Source data |
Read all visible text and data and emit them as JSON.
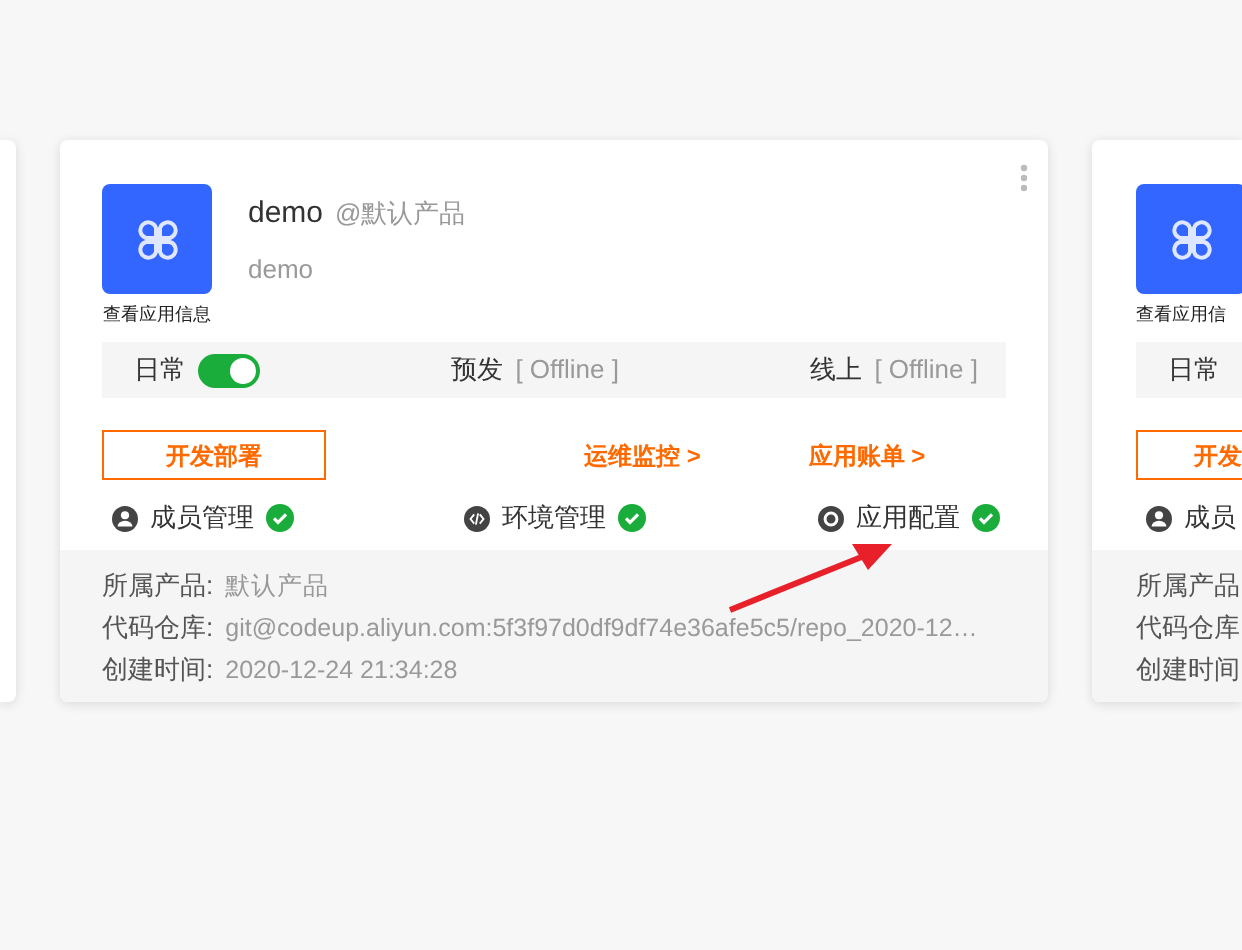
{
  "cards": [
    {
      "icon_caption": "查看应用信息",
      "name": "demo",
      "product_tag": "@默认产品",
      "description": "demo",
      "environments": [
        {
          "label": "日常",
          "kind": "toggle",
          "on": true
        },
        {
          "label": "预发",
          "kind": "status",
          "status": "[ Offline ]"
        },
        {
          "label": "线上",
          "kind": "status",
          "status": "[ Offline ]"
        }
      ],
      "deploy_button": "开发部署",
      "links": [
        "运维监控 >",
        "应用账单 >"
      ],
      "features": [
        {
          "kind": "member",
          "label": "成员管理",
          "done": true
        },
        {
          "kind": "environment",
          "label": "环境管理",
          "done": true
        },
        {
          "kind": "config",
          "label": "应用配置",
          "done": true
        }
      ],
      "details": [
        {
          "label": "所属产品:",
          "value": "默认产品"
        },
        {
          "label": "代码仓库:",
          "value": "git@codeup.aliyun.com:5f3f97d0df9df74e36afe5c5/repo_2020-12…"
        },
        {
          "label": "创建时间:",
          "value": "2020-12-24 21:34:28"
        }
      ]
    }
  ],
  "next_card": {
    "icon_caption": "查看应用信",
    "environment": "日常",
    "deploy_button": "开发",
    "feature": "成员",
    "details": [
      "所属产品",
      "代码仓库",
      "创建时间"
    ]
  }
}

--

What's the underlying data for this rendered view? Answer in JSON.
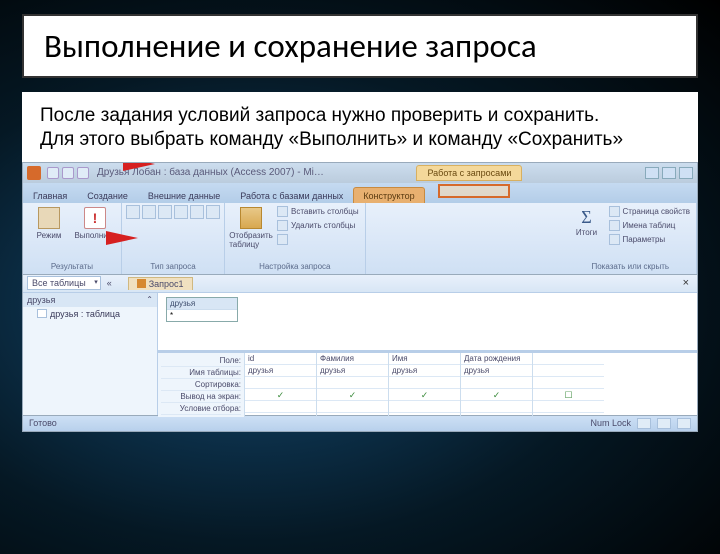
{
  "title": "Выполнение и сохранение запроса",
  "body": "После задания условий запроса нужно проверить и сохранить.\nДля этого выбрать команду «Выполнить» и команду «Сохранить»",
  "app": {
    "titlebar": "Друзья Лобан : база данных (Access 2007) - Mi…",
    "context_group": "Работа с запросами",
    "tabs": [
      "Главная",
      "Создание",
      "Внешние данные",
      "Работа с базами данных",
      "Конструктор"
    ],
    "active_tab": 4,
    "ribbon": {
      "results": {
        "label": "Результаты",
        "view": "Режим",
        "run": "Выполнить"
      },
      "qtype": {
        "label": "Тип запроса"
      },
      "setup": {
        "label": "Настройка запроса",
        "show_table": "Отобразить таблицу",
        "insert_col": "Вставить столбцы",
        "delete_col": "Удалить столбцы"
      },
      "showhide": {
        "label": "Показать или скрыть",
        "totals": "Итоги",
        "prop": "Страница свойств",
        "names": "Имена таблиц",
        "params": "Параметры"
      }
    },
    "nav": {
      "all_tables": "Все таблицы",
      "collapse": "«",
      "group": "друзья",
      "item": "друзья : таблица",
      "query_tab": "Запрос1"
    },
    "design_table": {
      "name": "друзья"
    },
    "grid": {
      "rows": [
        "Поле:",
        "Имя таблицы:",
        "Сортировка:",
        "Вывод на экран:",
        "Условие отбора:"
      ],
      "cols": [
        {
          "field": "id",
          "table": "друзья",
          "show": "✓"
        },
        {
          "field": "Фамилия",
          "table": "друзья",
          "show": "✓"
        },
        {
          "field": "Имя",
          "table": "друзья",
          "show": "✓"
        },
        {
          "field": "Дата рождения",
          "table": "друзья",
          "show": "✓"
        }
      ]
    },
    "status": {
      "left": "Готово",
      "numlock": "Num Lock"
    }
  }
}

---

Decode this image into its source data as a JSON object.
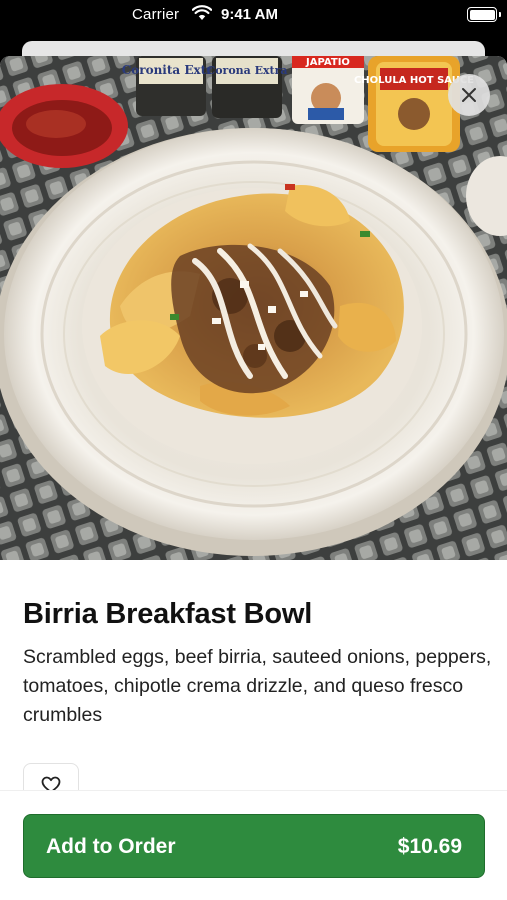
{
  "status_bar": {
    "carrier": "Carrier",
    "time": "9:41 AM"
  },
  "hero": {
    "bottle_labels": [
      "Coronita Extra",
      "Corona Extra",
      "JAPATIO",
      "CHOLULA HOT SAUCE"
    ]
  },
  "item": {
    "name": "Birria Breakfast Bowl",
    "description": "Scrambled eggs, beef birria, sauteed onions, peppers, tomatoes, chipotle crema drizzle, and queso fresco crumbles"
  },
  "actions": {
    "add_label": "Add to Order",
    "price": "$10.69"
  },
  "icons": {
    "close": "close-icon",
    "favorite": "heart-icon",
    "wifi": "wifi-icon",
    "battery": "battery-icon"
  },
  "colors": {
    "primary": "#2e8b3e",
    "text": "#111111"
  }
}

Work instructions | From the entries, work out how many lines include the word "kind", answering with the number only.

Written solution | 6